Board on the Health of Select Populations
Committee on Lesbian, Gay, Bisexual, and Transgender Health Issues and Research Gaps and Opportunities
Robert Graham, M.D. (chair)
Professor and Robert and Myfanwy Smith
Department of Family Medicine
Dean and Mary O’Neil Mundinger Professor
Senior Vice President
Robert Blum, M.D., M.P.H., Ph.D.
William H. Gates Sr. Professor and Chair
Department of Populations, Family, and Reproductive Health
Program in Human Sexuality
Department of Family Medicine and Community Health
The Fenway Institute; and
Center for Population Research in Lesbian, Gay, Bisexual, and
Brian de Vries, Ph.D.
Professor of Gerontology
Robert Garofalo, M.D.
Associate Professor of Pediatrics
Northwestern University; and
Adolescent HIV Services
Gregory Herek, Ph.D.
Department of Psychology
Departments of Health Evidence and Policy; Obstetrics, Gynecology, and Reproductive Science and Psychiatry
Daniel Kasprzyk, Ph.D.

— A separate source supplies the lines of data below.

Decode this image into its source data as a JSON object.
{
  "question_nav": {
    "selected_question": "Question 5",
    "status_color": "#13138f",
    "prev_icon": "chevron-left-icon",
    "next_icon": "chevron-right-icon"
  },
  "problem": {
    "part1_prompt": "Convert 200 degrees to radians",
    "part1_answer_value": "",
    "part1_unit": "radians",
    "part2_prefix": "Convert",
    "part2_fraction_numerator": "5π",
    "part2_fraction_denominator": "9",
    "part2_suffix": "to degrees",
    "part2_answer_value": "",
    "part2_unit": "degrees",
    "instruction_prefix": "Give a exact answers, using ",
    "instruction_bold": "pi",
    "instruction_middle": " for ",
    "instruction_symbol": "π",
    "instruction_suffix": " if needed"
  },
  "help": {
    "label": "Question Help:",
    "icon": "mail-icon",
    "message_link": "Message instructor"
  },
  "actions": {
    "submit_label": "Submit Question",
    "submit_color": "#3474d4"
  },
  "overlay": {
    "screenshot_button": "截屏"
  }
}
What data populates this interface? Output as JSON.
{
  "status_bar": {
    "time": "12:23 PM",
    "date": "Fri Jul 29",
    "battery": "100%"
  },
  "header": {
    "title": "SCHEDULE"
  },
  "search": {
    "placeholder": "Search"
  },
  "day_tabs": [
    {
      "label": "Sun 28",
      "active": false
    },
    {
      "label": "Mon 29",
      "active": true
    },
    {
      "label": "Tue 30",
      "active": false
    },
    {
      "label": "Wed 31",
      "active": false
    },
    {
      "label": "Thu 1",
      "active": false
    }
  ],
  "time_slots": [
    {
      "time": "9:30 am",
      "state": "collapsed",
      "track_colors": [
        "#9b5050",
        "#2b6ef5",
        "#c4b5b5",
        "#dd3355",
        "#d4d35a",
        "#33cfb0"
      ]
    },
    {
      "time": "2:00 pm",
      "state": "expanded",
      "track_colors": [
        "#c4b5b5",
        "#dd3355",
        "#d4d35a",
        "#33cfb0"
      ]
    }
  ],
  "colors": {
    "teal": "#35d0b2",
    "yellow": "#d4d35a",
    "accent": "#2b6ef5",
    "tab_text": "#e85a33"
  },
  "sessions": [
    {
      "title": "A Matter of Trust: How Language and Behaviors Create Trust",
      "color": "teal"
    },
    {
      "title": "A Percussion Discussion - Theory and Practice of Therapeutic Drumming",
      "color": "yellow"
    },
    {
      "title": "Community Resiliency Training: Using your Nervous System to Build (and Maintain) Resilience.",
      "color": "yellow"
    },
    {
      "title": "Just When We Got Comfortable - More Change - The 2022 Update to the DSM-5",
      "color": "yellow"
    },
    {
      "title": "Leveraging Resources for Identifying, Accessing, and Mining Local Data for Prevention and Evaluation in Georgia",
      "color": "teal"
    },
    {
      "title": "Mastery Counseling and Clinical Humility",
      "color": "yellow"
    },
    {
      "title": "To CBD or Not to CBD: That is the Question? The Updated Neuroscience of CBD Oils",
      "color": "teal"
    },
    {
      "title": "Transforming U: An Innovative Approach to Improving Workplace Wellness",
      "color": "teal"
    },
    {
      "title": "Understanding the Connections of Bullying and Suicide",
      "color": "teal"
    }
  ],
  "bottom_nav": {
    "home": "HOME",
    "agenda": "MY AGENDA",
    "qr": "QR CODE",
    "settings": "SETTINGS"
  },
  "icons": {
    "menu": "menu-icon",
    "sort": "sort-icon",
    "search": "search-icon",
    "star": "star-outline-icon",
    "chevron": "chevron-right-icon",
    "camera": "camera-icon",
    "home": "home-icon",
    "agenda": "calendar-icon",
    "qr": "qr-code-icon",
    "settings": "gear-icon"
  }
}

Vice President and Director
Center for Excellence in Survey Research
Harvey J. Makadon, M.D.
Clinical Professor of Medicine
Director of Professional Education and Training
The Fenway Institute
Department of Psychology
Department of Psychology
Family Acceptance Project
Marian Wright Edelman Institute
Mark A. Schuster, M.D., Ph.D., MPP
William Berenberg Professor of Pediatrics
Division of General Pediatrics
Children’s Hospital Boston
Professor of Economics
Ruth E. Zambrana, Ph.D.
Professor of Women’s Studies, and
Consortium on Race, Gender, and Ethnicity
Monica N. Feit